  • Even Evil Has Standards: Kazuma tells Haruka to come to him, even when Majima and his goons are firing at him, knowing that Majima, while he would beat his own men to death over nothing, wouldn't hurt Haruka.
  • Fearful Symmetry: Kazuma and Majima's fights have elements of this. Most prevalent in their fight with shotguns, with their actions perfectly mirroring each other.
  • I Know Madden Kombat: Majima's aforementioned Batter Up! moments.
  • Imperial Stormtrooper Marksmanship Academy: Majima's goons in the bar, once Kiryu breaks his cover and goes on the offensive.
  • Made of Iron: Majima absolutely refuses to go down without a fight. Even a bullet through his chest isn't enough to do much worse than make his trip back to his office difficult, and apparently give him a cold.
  • Mook Chivalry: The guys holding a seemingly unconscious Kazuma stand by and let him finish downing his Staminan for a good 30 seconds, doing nothing to stop him besides wailing in anticipatory agony.
  • Mundane Made Awesome: Nishiki's henchmen begin lifting a half-dead Kazuma to execute him and react with horror as they find him gulping down an energy drink, whose ad flashes triumphantly on the screen. Reinvigorated, Kazuma proceeds to beat down everyone without breaking a sweat.
  • Not Quite Dead: Majima is shot down after his third fight against Kazuma and is left for dead, but he wakes up later and saunters off to his batting cage. Once there he sits down and appears to die for real, only to sneeze from the cold.
  • Oh, Crap!: When the gangsters realize that Kazuma has taken a swig of a healing item in the final battle.
  • Outlaw Couple: The pair of kids who decide to start robbing after they get the opportunity when a fight breaks out in a "Don Quixote" store.
  • Pet the Dog: Kazuma begins the movie with an almost literal version, his first appearance is buying dog food for a dog for Haruka (... and getting into a fight in the process, of course).
  • Shout-Out: Many to the games, including the use of the same fire effects denoting HEAT, sound effects from the games popping up, and healing items from the games being shown in a fridge in the foreground at one point.

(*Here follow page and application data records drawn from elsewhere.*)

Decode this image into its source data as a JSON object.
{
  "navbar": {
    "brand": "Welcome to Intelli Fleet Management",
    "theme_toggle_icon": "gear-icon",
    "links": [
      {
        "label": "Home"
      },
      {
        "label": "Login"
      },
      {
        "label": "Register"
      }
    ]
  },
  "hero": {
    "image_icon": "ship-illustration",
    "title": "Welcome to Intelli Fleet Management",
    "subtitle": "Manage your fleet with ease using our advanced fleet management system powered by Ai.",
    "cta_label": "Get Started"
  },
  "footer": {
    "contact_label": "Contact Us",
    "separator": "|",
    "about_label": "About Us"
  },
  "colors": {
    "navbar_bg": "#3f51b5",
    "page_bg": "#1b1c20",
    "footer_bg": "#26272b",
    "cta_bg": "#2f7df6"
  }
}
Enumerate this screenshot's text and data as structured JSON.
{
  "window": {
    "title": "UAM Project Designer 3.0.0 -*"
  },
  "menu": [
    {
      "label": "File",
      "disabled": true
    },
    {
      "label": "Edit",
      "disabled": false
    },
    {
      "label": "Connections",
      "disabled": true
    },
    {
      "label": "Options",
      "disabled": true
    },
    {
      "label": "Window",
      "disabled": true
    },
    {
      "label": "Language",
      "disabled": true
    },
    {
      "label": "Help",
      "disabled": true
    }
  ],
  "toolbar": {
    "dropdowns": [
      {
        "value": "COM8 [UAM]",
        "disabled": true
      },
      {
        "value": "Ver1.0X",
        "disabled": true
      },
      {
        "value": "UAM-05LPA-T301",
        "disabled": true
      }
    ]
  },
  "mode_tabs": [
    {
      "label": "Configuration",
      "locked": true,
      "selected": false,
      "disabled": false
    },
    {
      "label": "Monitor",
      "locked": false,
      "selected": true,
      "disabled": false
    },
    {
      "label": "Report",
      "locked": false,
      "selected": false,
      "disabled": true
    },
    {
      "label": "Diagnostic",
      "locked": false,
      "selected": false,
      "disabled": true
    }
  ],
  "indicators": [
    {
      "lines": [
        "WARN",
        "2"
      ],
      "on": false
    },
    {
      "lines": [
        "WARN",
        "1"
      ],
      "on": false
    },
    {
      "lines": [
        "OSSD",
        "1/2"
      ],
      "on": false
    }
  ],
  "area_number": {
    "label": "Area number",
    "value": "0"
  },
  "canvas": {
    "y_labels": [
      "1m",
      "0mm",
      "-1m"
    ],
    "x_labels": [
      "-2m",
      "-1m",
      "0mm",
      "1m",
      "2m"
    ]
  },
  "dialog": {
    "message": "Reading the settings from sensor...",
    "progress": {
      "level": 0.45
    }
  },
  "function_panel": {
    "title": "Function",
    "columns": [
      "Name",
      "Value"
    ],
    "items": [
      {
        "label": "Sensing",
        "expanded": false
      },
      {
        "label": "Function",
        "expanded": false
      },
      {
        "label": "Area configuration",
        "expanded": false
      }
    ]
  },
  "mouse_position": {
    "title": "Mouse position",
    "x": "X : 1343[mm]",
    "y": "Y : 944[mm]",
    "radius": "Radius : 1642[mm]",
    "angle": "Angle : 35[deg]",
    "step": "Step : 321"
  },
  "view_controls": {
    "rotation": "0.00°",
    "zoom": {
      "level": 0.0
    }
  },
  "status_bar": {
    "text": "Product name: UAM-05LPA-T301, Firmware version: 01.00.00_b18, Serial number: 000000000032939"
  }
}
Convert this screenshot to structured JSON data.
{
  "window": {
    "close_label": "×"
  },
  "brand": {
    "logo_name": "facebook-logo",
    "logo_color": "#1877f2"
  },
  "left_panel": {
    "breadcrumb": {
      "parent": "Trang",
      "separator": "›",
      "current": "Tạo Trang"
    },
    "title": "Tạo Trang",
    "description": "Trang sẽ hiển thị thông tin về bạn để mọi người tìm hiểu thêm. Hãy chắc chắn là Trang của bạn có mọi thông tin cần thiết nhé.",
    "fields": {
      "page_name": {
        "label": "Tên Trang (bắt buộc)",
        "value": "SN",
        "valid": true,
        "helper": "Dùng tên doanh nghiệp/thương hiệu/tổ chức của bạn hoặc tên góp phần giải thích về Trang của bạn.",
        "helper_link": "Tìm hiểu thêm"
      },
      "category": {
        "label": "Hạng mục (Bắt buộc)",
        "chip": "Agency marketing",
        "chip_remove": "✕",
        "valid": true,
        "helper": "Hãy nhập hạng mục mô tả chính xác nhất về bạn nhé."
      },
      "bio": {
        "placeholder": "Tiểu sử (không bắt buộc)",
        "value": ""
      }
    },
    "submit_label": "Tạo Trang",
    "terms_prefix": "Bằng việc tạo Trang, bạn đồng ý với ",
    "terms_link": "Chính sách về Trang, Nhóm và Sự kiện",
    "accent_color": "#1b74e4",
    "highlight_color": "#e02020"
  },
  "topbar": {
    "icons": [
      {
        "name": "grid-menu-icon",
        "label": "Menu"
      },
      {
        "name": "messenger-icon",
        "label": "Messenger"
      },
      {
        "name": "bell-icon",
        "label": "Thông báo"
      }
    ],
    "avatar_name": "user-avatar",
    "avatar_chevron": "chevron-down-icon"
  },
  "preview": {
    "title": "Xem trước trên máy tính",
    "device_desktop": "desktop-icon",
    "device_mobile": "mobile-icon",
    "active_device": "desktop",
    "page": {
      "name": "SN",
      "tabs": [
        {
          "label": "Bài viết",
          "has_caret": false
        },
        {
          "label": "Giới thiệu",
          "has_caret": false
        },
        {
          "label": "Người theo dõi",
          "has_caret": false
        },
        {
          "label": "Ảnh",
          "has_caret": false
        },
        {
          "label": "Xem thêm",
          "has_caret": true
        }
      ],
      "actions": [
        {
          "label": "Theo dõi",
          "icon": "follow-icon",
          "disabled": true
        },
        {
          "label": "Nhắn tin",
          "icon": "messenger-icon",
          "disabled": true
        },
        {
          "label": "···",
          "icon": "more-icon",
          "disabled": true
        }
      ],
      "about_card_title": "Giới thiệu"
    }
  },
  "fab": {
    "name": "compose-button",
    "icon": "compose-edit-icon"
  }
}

The latter being a Chekhov's Gun, as, true to video game form, it fully heals Kazuma right when he's on the brink of defeat.
  • Soundtrack Dissonance: Played with... Crazy Ken Band's very upbeat "Hama no Ambassador" playing over Majima's wandering the streets, hitting random people with a bat and starting brawls seems to conflict with the action, but at the same time fits Majima's crazier tendencies.
  • Spared by the Adaptation: Fuma/Kazama apparently survives.
  • You Didn't Ask: When Kazuma asks why Haruka didn't mention Yumi earlier, this is her response.
  • You Don't Look Like You: Averted by Kazuma and Majima, who look very similar to their in-game counterparts (Kazuma looks a bit young, though his model in the first game didn't exactly look aged). Played straight by Haruka and Yumi, who don't resemble their in-game counterparts at all (but fortunately don't lose any of their important qualities).
    • The only noticeable difference between Game Majima and Movie Majima is that, in the film, Majima's eye patch is on the wrong eye. This is because his actor, Goro Kishitani, is actually blind in one eye, so it was just easier to swap which side the patch was on.

Alternative Title(s): Ryu Ga Gotoku